  3. Is the slippery slope argument a strong one? Many have argued against euthanasia as the criterion may become increasingly lax, allowing parents to end the lives of less severely disabled children. As the line between mercy killing and killing blurs, it becomes problematic to govern society. In this regard, I wish to differ as I believe that a system of checks and balances can be set up to ensure that the strictest criterion has been met before grant of application. In Netherlands, the Groningen Protocol sets out directives with criteria under which doctors can perform child euthanasia without fear of legal prosecution. The termination of a child’s life (under age 12) is acceptable if 4 requirements were properly fulfilled: (a) presence of hopeless and unbearable suffering (b) consent of the parents (c) medical consultation  had taken place (d) careful execution of termination.
  4. Should child euthanasia be limited to children under 12 years of age? Many adults, by reason of illness or accident, suffer to be like children again and return to the care of their parents. Without formerly expressing their will for withdrawal of life support under such circumstances, most continue the rest of their lives in palliative care. To these adults, what is living? or rather, what was living? To their parents, is there a solution?

Zen Buddhism in Fiction

I quote at length, wisdom with hints of zen buddhism from Brandon Sanderson’s Words of Radiance. For those who doubt the value of reading fantasy novels, the following shall prove them wrong.


“Because,” Ym said, “you and I are One.”

“One what?”

“One being,” Ym said. He set aside that shoe and got out another. “Long ago, there was only One. One knew everything, but had experienced nothing. And so, One became many – us, people. The One, who is both male and female, did so to experience all things.”

“One. You mean God?”

“If one wish to say it that way,” Ym said. “But it is not completely true. I accept no god. You should accept no god. We are Iriali, and part of the Long Trail, of which this is the Fourth Land.”

“You sound like a priest.”

“Accept no priests either,” Ym said. “Those are from other lands, come to preach to us. Iriali need no preaching, only experience. As each experience is different, it brings completeness. Eventually, all will be gathered back in – when the Seventh Land is attained – and we once again become One.”

“So you an’ me…” the urchin said. “Are the same?”

“Yes. Two minds of a single being experiencing different lives.”

“That’s stupid.”

“It is simply a matter of perspective,” Ym said, dusting the boy’s feet with powder and slipping back on a pair of the test shoes.
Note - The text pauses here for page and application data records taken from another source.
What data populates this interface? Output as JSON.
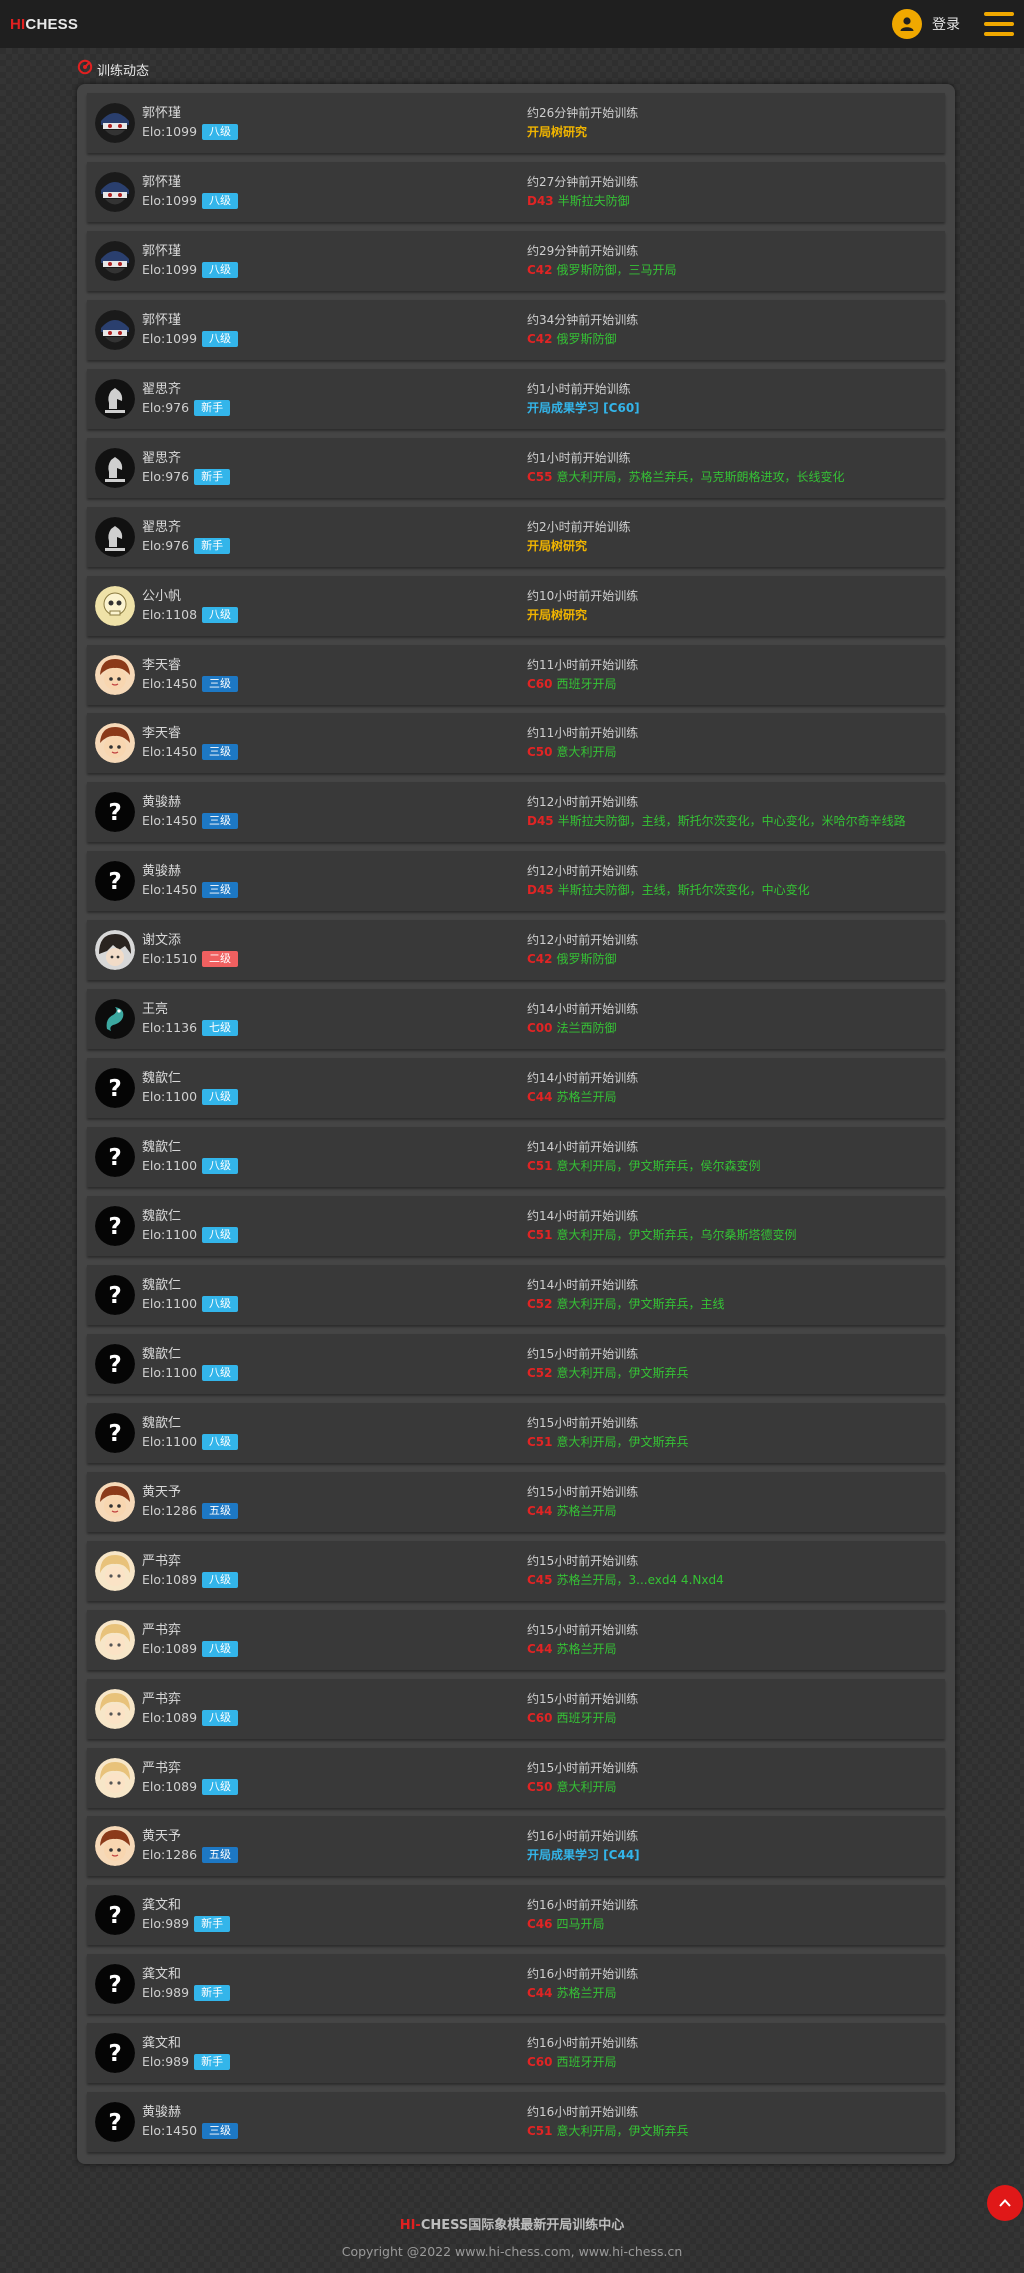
{
  "header": {
    "logo_hi": "HI",
    "logo_rest": "CHESS",
    "login_label": "登录"
  },
  "section": {
    "title": "训练动态"
  },
  "badge_colors": {
    "八级": "#33b5ea",
    "新手": "#33b5ea",
    "三级": "#1d78c4",
    "二级": "#f06060",
    "七级": "#33b5ea",
    "五级": "#1d78c4"
  },
  "activities": [
    {
      "name": "郭怀瑾",
      "elo": "Elo:1099",
      "badge": "八级",
      "avatar": "mask",
      "time": "约26分钟前开始训练",
      "kind": "yellow",
      "text": "开局树研究"
    },
    {
      "name": "郭怀瑾",
      "elo": "Elo:1099",
      "badge": "八级",
      "avatar": "mask",
      "time": "约27分钟前开始训练",
      "kind": "eco",
      "code": "D43",
      "opening": "半斯拉夫防御"
    },
    {
      "name": "郭怀瑾",
      "elo": "Elo:1099",
      "badge": "八级",
      "avatar": "mask",
      "time": "约29分钟前开始训练",
      "kind": "eco",
      "code": "C42",
      "opening": "俄罗斯防御，三马开局"
    },
    {
      "name": "郭怀瑾",
      "elo": "Elo:1099",
      "badge": "八级",
      "avatar": "mask",
      "time": "约34分钟前开始训练",
      "kind": "eco",
      "code": "C42",
      "opening": "俄罗斯防御"
    },
    {
      "name": "翟思齐",
      "elo": "Elo:976",
      "badge": "新手",
      "avatar": "knight",
      "time": "约1小时前开始训练",
      "kind": "blue",
      "text": "开局成果学习 [C60]"
    },
    {
      "name": "翟思齐",
      "elo": "Elo:976",
      "badge": "新手",
      "avatar": "knight",
      "time": "约1小时前开始训练",
      "kind": "eco",
      "code": "C55",
      "opening": "意大利开局，苏格兰弃兵，马克斯朗格进攻，长线变化"
    },
    {
      "name": "翟思齐",
      "elo": "Elo:976",
      "badge": "新手",
      "avatar": "knight",
      "time": "约2小时前开始训练",
      "kind": "yellow",
      "text": "开局树研究"
    },
    {
      "name": "公小帆",
      "elo": "Elo:1108",
      "badge": "八级",
      "avatar": "skull",
      "time": "约10小时前开始训练",
      "kind": "yellow",
      "text": "开局树研究"
    },
    {
      "name": "李天睿",
      "elo": "Elo:1450",
      "badge": "三级",
      "avatar": "boy",
      "time": "约11小时前开始训练",
      "kind": "eco",
      "code": "C60",
      "opening": "西班牙开局"
    },
    {
      "name": "李天睿",
      "elo": "Elo:1450",
      "badge": "三级",
      "avatar": "boy",
      "time": "约11小时前开始训练",
      "kind": "eco",
      "code": "C50",
      "opening": "意大利开局"
    },
    {
      "name": "黄骏赫",
      "elo": "Elo:1450",
      "badge": "三级",
      "avatar": "question",
      "time": "约12小时前开始训练",
      "kind": "eco",
      "code": "D45",
      "opening": "半斯拉夫防御，主线，斯托尔茨变化，中心变化，米哈尔奇辛线路"
    },
    {
      "name": "黄骏赫",
      "elo": "Elo:1450",
      "badge": "三级",
      "avatar": "question",
      "time": "约12小时前开始训练",
      "kind": "eco",
      "code": "D45",
      "opening": "半斯拉夫防御，主线，斯托尔茨变化，中心变化"
    },
    {
      "name": "谢文添",
      "elo": "Elo:1510",
      "badge": "二级",
      "avatar": "anime",
      "time": "约12小时前开始训练",
      "kind": "eco",
      "code": "C42",
      "opening": "俄罗斯防御"
    },
    {
      "name": "王亮",
      "elo": "Elo:1136",
      "badge": "七级",
      "avatar": "snake",
      "time": "约14小时前开始训练",
      "kind": "eco",
      "code": "C00",
      "opening": "法兰西防御"
    },
    {
      "name": "魏歆仁",
      "elo": "Elo:1100",
      "badge": "八级",
      "avatar": "question",
      "time": "约14小时前开始训练",
      "kind": "eco",
      "code": "C44",
      "opening": "苏格兰开局"
    },
    {
      "name": "魏歆仁",
      "elo": "Elo:1100",
      "badge": "八级",
      "avatar": "question",
      "time": "约14小时前开始训练",
      "kind": "eco",
      "code": "C51",
      "opening": "意大利开局，伊文斯弃兵，侯尔森变例"
    },
    {
      "name": "魏歆仁",
      "elo": "Elo:1100",
      "badge": "八级",
      "avatar": "question",
      "time": "约14小时前开始训练",
      "kind": "eco",
      "code": "C51",
      "opening": "意大利开局，伊文斯弃兵，乌尔桑斯塔德变例"
    },
    {
      "name": "魏歆仁",
      "elo": "Elo:1100",
      "badge": "八级",
      "avatar": "question",
      "time": "约14小时前开始训练",
      "kind": "eco",
      "code": "C52",
      "opening": "意大利开局，伊文斯弃兵，主线"
    },
    {
      "name": "魏歆仁",
      "elo": "Elo:1100",
      "badge": "八级",
      "avatar": "question",
      "time": "约15小时前开始训练",
      "kind": "eco",
      "code": "C52",
      "opening": "意大利开局，伊文斯弃兵"
    },
    {
      "name": "魏歆仁",
      "elo": "Elo:1100",
      "badge": "八级",
      "avatar": "question",
      "time": "约15小时前开始训练",
      "kind": "eco",
      "code": "C51",
      "opening": "意大利开局，伊文斯弃兵"
    },
    {
      "name": "黄天予",
      "elo": "Elo:1286",
      "badge": "五级",
      "avatar": "boy",
      "time": "约15小时前开始训练",
      "kind": "eco",
      "code": "C44",
      "opening": "苏格兰开局"
    },
    {
      "name": "严书弈",
      "elo": "Elo:1089",
      "badge": "八级",
      "avatar": "blond",
      "time": "约15小时前开始训练",
      "kind": "eco",
      "code": "C45",
      "opening": "苏格兰开局，3...exd4 4.Nxd4"
    },
    {
      "name": "严书弈",
      "elo": "Elo:1089",
      "badge": "八级",
      "avatar": "blond",
      "time": "约15小时前开始训练",
      "kind": "eco",
      "code": "C44",
      "opening": "苏格兰开局"
    },
    {
      "name": "严书弈",
      "elo": "Elo:1089",
      "badge": "八级",
      "avatar": "blond",
      "time": "约15小时前开始训练",
      "kind": "eco",
      "code": "C60",
      "opening": "西班牙开局"
    },
    {
      "name": "严书弈",
      "elo": "Elo:1089",
      "badge": "八级",
      "avatar": "blond",
      "time": "约15小时前开始训练",
      "kind": "eco",
      "code": "C50",
      "opening": "意大利开局"
    },
    {
      "name": "黄天予",
      "elo": "Elo:1286",
      "badge": "五级",
      "avatar": "boy",
      "time": "约16小时前开始训练",
      "kind": "blue",
      "text": "开局成果学习 [C44]"
    },
    {
      "name": "龚文和",
      "elo": "Elo:989",
      "badge": "新手",
      "avatar": "question",
      "time": "约16小时前开始训练",
      "kind": "eco",
      "code": "C46",
      "opening": "四马开局"
    },
    {
      "name": "龚文和",
      "elo": "Elo:989",
      "badge": "新手",
      "avatar": "question",
      "time": "约16小时前开始训练",
      "kind": "eco",
      "code": "C44",
      "opening": "苏格兰开局"
    },
    {
      "name": "龚文和",
      "elo": "Elo:989",
      "badge": "新手",
      "avatar": "question",
      "time": "约16小时前开始训练",
      "kind": "eco",
      "code": "C60",
      "opening": "西班牙开局"
    },
    {
      "name": "黄骏赫",
      "elo": "Elo:1450",
      "badge": "三级",
      "avatar": "question",
      "time": "约16小时前开始训练",
      "kind": "eco",
      "code": "C51",
      "opening": "意大利开局，伊文斯弃兵"
    }
  ],
  "footer": {
    "brand_hi": "HI-",
    "brand_rest": "CHESS国际象棋最新开局训练中心",
    "copyright": "Copyright @2022 www.hi-chess.com, www.hi-chess.cn"
  }
}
“The things you’re talking about,” the boy said. “They sound dumb to me. I mean, if we’re all the same person, shouldn’t everyone know this already?”

“As One, we knew truth,” Ym said, “but as many, we need ignorance. We exist in variety to experience all kinds of thought. That means some of us must know and others must not – just like some must be rich, and others must be poor.”